-- Opening Marker --

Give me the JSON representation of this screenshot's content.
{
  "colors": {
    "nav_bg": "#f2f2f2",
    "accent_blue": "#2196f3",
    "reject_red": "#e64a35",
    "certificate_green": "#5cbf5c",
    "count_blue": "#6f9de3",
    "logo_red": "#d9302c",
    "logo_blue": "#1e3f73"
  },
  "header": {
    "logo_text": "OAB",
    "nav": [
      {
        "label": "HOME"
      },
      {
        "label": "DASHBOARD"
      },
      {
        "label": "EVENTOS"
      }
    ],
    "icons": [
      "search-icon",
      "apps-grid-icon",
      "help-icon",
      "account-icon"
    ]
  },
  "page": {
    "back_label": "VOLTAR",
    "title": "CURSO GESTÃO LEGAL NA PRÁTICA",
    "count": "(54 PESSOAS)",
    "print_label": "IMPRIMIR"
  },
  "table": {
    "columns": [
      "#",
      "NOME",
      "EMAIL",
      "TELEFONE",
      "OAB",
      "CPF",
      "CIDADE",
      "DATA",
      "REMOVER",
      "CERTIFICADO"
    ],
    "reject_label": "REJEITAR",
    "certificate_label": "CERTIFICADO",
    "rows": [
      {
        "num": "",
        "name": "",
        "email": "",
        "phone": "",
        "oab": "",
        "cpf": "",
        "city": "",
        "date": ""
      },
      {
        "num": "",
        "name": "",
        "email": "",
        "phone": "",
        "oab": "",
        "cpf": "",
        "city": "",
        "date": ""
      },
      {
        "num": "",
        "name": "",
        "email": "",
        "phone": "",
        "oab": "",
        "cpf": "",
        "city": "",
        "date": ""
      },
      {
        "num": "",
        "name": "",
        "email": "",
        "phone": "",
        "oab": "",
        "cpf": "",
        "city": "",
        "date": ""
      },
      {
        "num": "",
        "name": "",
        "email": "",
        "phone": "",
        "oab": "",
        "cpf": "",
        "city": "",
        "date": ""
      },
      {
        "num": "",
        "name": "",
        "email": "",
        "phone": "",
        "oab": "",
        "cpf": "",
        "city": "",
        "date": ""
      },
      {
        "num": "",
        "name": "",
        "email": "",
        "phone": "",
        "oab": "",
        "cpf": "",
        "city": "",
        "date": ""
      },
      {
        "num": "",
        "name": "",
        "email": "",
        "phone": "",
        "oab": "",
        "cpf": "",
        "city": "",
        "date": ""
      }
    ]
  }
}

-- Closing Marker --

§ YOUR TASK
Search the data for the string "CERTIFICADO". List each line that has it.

§ RESULT OF THE EXERCISE
      "CERTIFICADO"
    "certificate_label": "CERTIFICADO",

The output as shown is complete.